[Data excerpts]
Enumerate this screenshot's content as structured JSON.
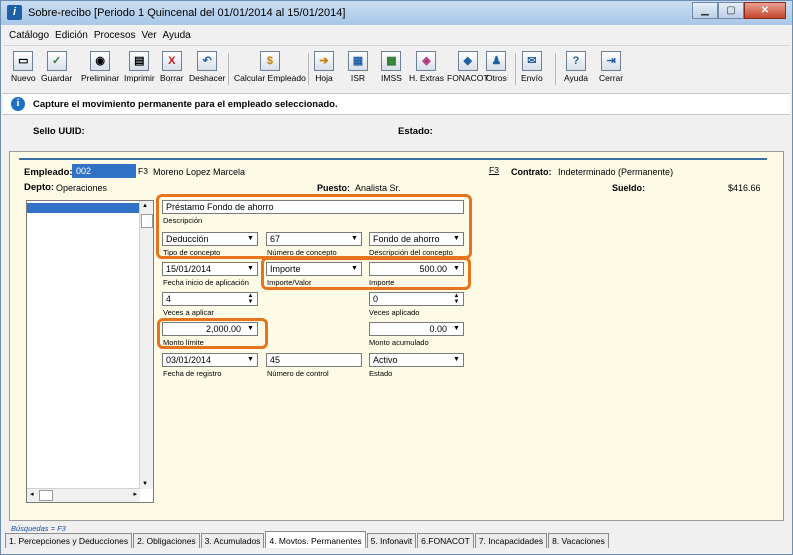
{
  "window": {
    "title": "Sobre-recibo  [Periodo 1 Quincenal del 01/01/2014 al 15/01/2014]",
    "app_icon": "i"
  },
  "menu": [
    "Catálogo",
    "Edición",
    "Procesos",
    "Ver",
    "Ayuda"
  ],
  "toolbar": [
    {
      "label": "Nuevo",
      "icon": "new-doc-icon",
      "glyph": "▭"
    },
    {
      "label": "Guardar",
      "icon": "check-icon",
      "glyph": "✓"
    },
    {
      "label": "Preliminar",
      "icon": "preview-icon",
      "glyph": "◉"
    },
    {
      "label": "Imprimir",
      "icon": "printer-icon",
      "glyph": "▤"
    },
    {
      "label": "Borrar",
      "icon": "delete-x-icon",
      "glyph": "X"
    },
    {
      "label": "Deshacer",
      "icon": "undo-icon",
      "glyph": "↶"
    },
    {
      "label": "Calcular Empleado",
      "icon": "calculate-icon",
      "glyph": "$"
    },
    {
      "label": "Hoja",
      "icon": "sheet-icon",
      "glyph": "➔"
    },
    {
      "label": "ISR",
      "icon": "isr-icon",
      "glyph": "▦"
    },
    {
      "label": "IMSS",
      "icon": "imss-icon",
      "glyph": "▩"
    },
    {
      "label": "H. Extras",
      "icon": "overtime-icon",
      "glyph": "◈"
    },
    {
      "label": "FONACOT",
      "icon": "fonacot-icon",
      "glyph": "◆"
    },
    {
      "label": "Otros",
      "icon": "others-icon",
      "glyph": "♟"
    },
    {
      "label": "Envío",
      "icon": "send-icon",
      "glyph": "✉"
    },
    {
      "label": "Ayuda",
      "icon": "help-icon",
      "glyph": "?"
    },
    {
      "label": "Cerrar",
      "icon": "close-door-icon",
      "glyph": "⇥"
    }
  ],
  "info": {
    "message": "Capture el movimiento permanente para el empleado seleccionado."
  },
  "uuid": {
    "sello_label": "Sello UUID:",
    "estado_label": "Estado:"
  },
  "employee": {
    "label": "Empleado:",
    "number": "002",
    "f3": "F3",
    "name": "Moreno Lopez Marcela",
    "f3b": "F3",
    "contrato_label": "Contrato:",
    "contrato": "Indeterminado (Permanente)",
    "depto_label": "Depto:",
    "depto": "Operaciones",
    "puesto_label": "Puesto:",
    "puesto": "Analista Sr.",
    "sueldo_label": "Sueldo:",
    "sueldo": "$416.66"
  },
  "form": {
    "descripcion": {
      "value": "Préstamo Fondo de ahorro",
      "caption": "Descripción"
    },
    "tipo_concepto": {
      "value": "Deducción",
      "caption": "Tipo de concepto"
    },
    "numero_concepto": {
      "value": "67",
      "caption": "Número de concepto"
    },
    "descripcion_concepto": {
      "value": "Fondo de ahorro",
      "caption": "Descripción del concepto"
    },
    "fecha_inicio": {
      "value": "15/01/2014",
      "caption": "Fecha inicio de aplicación"
    },
    "importe_valor": {
      "value": "Importe",
      "caption": "Importe/Valor"
    },
    "importe": {
      "value": "500.00",
      "caption": "Importe"
    },
    "veces_aplicar": {
      "value": "4",
      "caption": "Veces a aplicar"
    },
    "veces_aplicado": {
      "value": "0",
      "caption": "Veces aplicado"
    },
    "monto_limite": {
      "value": "2,000.00",
      "caption": "Monto límite"
    },
    "monto_acumulado": {
      "value": "0.00",
      "caption": "Monto acumulado"
    },
    "fecha_registro": {
      "value": "03/01/2014",
      "caption": "Fecha de registro"
    },
    "numero_control": {
      "value": "45",
      "caption": "Número de control"
    },
    "estado": {
      "value": "Activo",
      "caption": "Estado"
    }
  },
  "footer": {
    "busquedas": "Búsquedas = F3"
  },
  "tabs": [
    "1. Percepciones y Deducciones",
    "2. Obligaciones",
    "3. Acumulados",
    "4. Movtos. Permanentes",
    "5. Infonavit",
    "6.FONACOT",
    "7. Incapacidades",
    "8. Vacaciones"
  ],
  "active_tab": "4. Movtos. Permanentes",
  "colors": {
    "highlight": "#e8731e",
    "selection": "#3172c6",
    "panel_bg": "#fdfbe6"
  }
}
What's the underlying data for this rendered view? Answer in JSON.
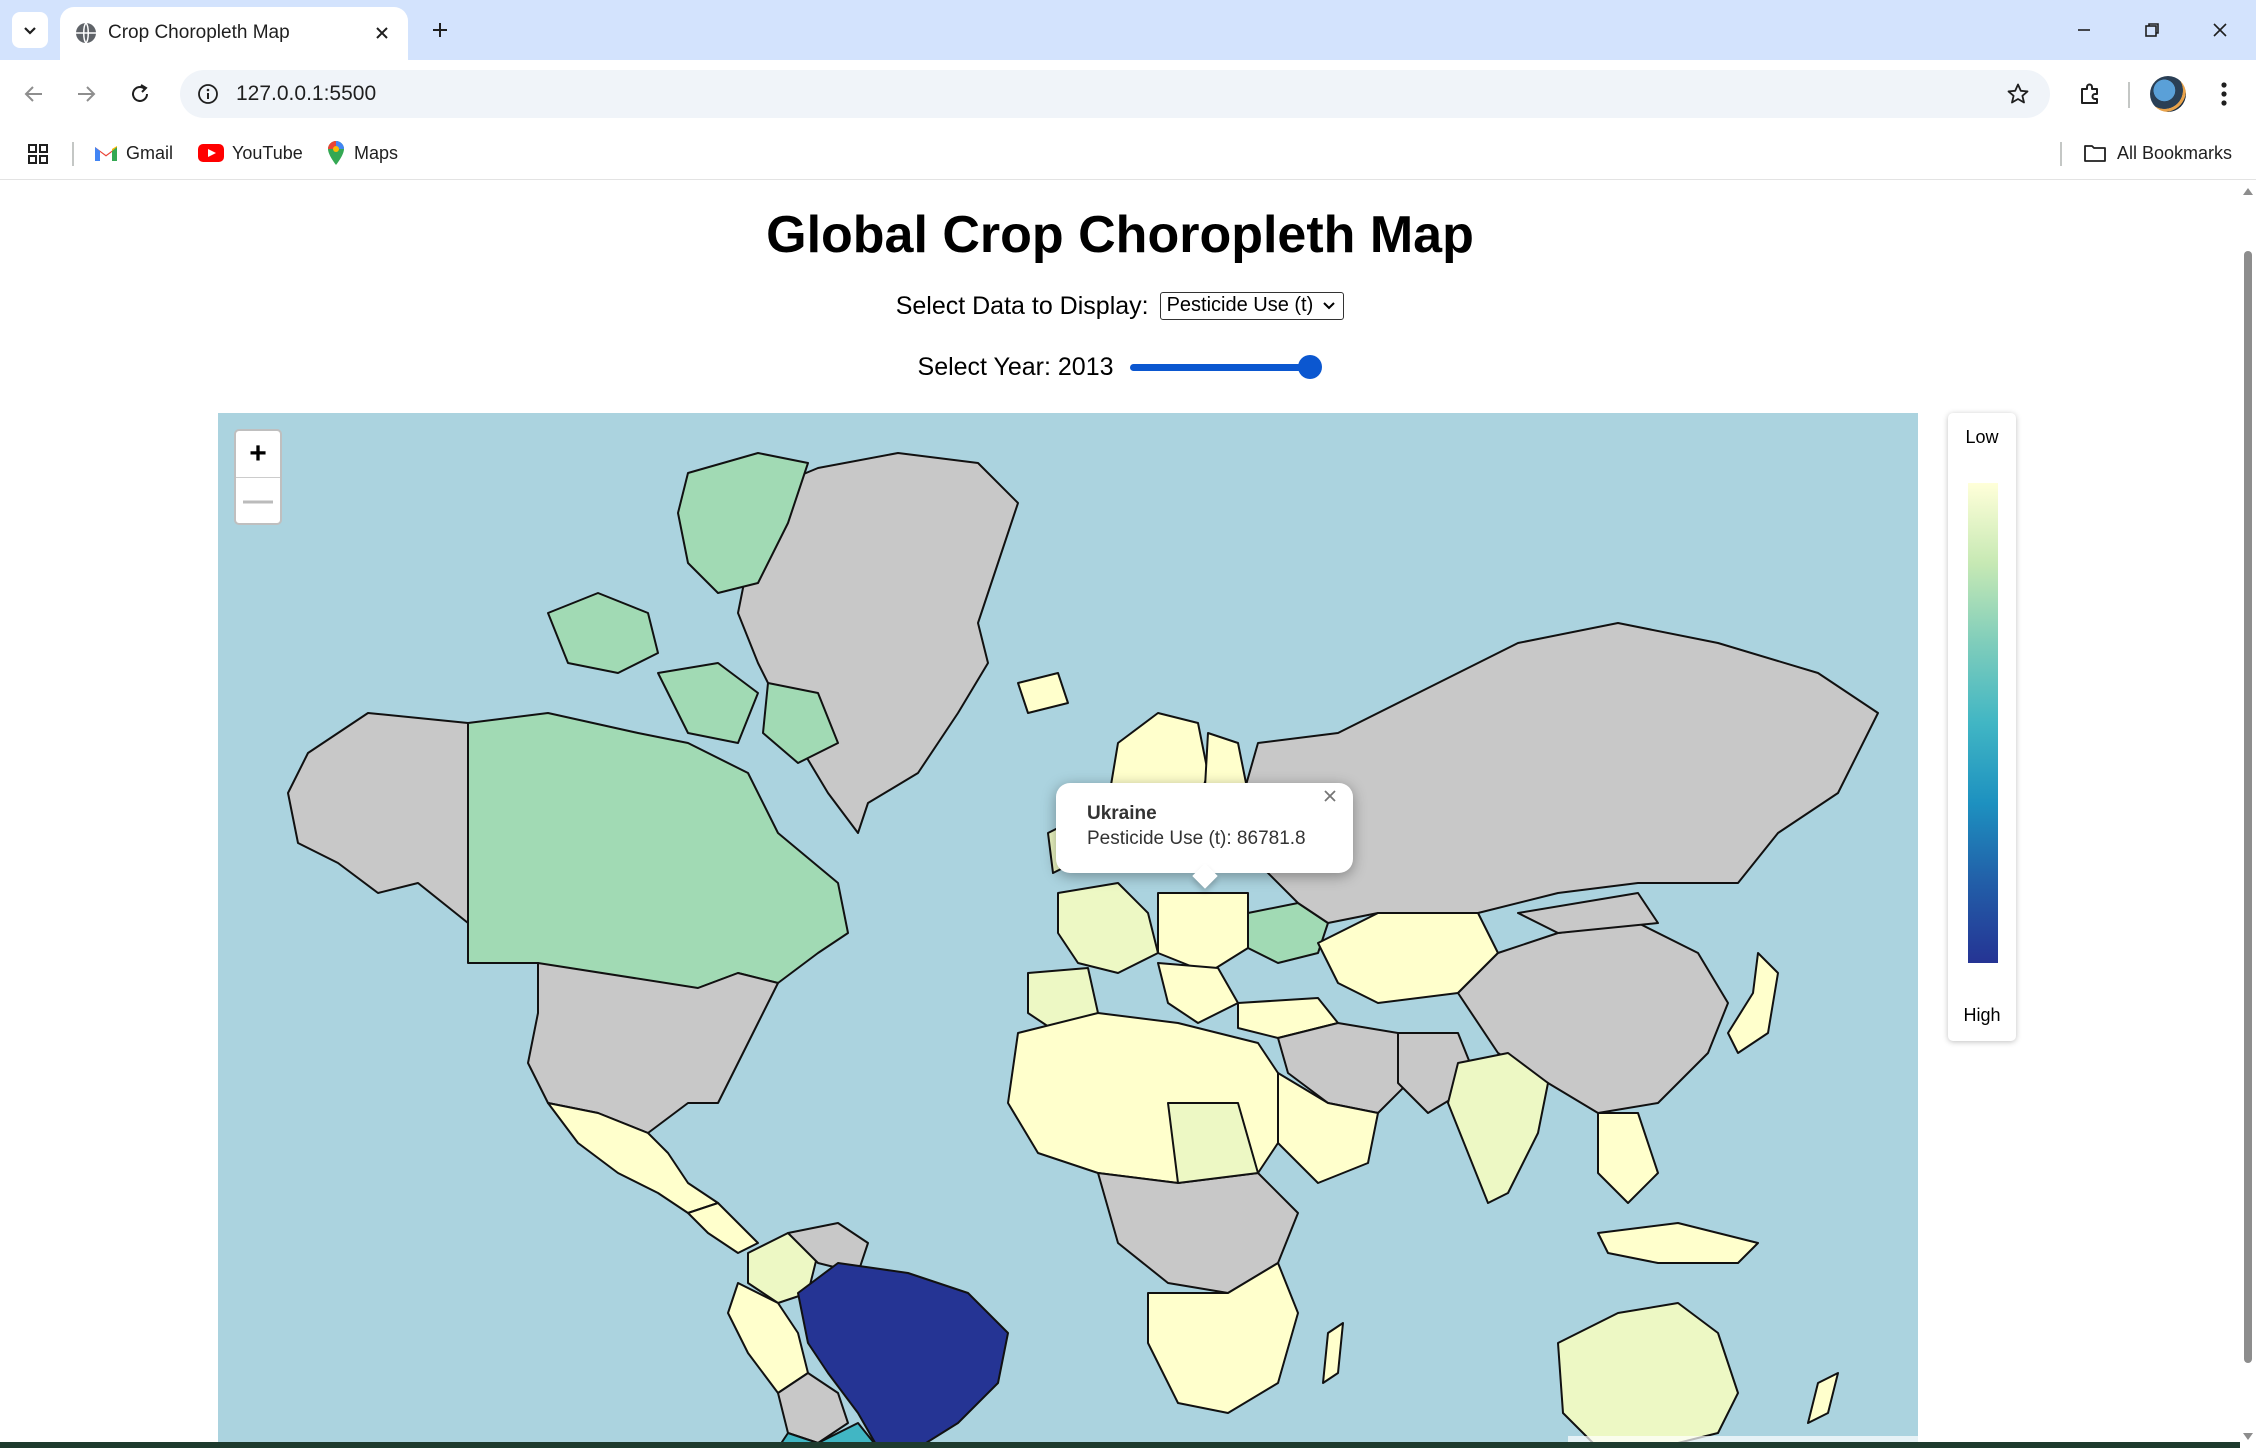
{
  "browser": {
    "tab_title": "Crop Choropleth Map",
    "url": "127.0.0.1:5500",
    "bookmarks": [
      {
        "label": "Gmail"
      },
      {
        "label": "YouTube"
      },
      {
        "label": "Maps"
      }
    ],
    "all_bookmarks_label": "All Bookmarks"
  },
  "page": {
    "title": "Global Crop Choropleth Map",
    "data_select_label": "Select Data to Display:",
    "data_select_value": "Pesticide Use (t)",
    "year_label": "Select Year: 2013",
    "year_value": 2013,
    "year_slider_fraction": 1.0
  },
  "map": {
    "zoom_in": "+",
    "zoom_out": "—",
    "popup": {
      "country": "Ukraine",
      "text": "Pesticide Use (t): 86781.8"
    },
    "colors": {
      "ocean": "#abd3df",
      "no_data": "#c8c8c8",
      "scale": [
        "#ffffcc",
        "#edf8c4",
        "#a1dab4",
        "#41b6c4",
        "#2c7fb8",
        "#253494"
      ]
    }
  },
  "legend": {
    "low_label": "Low",
    "high_label": "High"
  }
}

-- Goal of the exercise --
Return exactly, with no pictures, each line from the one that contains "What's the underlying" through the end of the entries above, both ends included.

-- Worked solution --
What's the underlying data for this rendered view? Answer in JSON.
{
  "browser": {
    "tab_title": "Crop Choropleth Map",
    "url": "127.0.0.1:5500",
    "bookmarks": [
      {
        "label": "Gmail"
      },
      {
        "label": "YouTube"
      },
      {
        "label": "Maps"
      }
    ],
    "all_bookmarks_label": "All Bookmarks"
  },
  "page": {
    "title": "Global Crop Choropleth Map",
    "data_select_label": "Select Data to Display:",
    "data_select_value": "Pesticide Use (t)",
    "year_label": "Select Year: 2013",
    "year_value": 2013,
    "year_slider_fraction": 1.0
  },
  "map": {
    "zoom_in": "+",
    "zoom_out": "—",
    "popup": {
      "country": "Ukraine",
      "text": "Pesticide Use (t): 86781.8"
    },
    "colors": {
      "ocean": "#abd3df",
      "no_data": "#c8c8c8",
      "scale": [
        "#ffffcc",
        "#edf8c4",
        "#a1dab4",
        "#41b6c4",
        "#2c7fb8",
        "#253494"
      ]
    }
  },
  "legend": {
    "low_label": "Low",
    "high_label": "High"
  }
}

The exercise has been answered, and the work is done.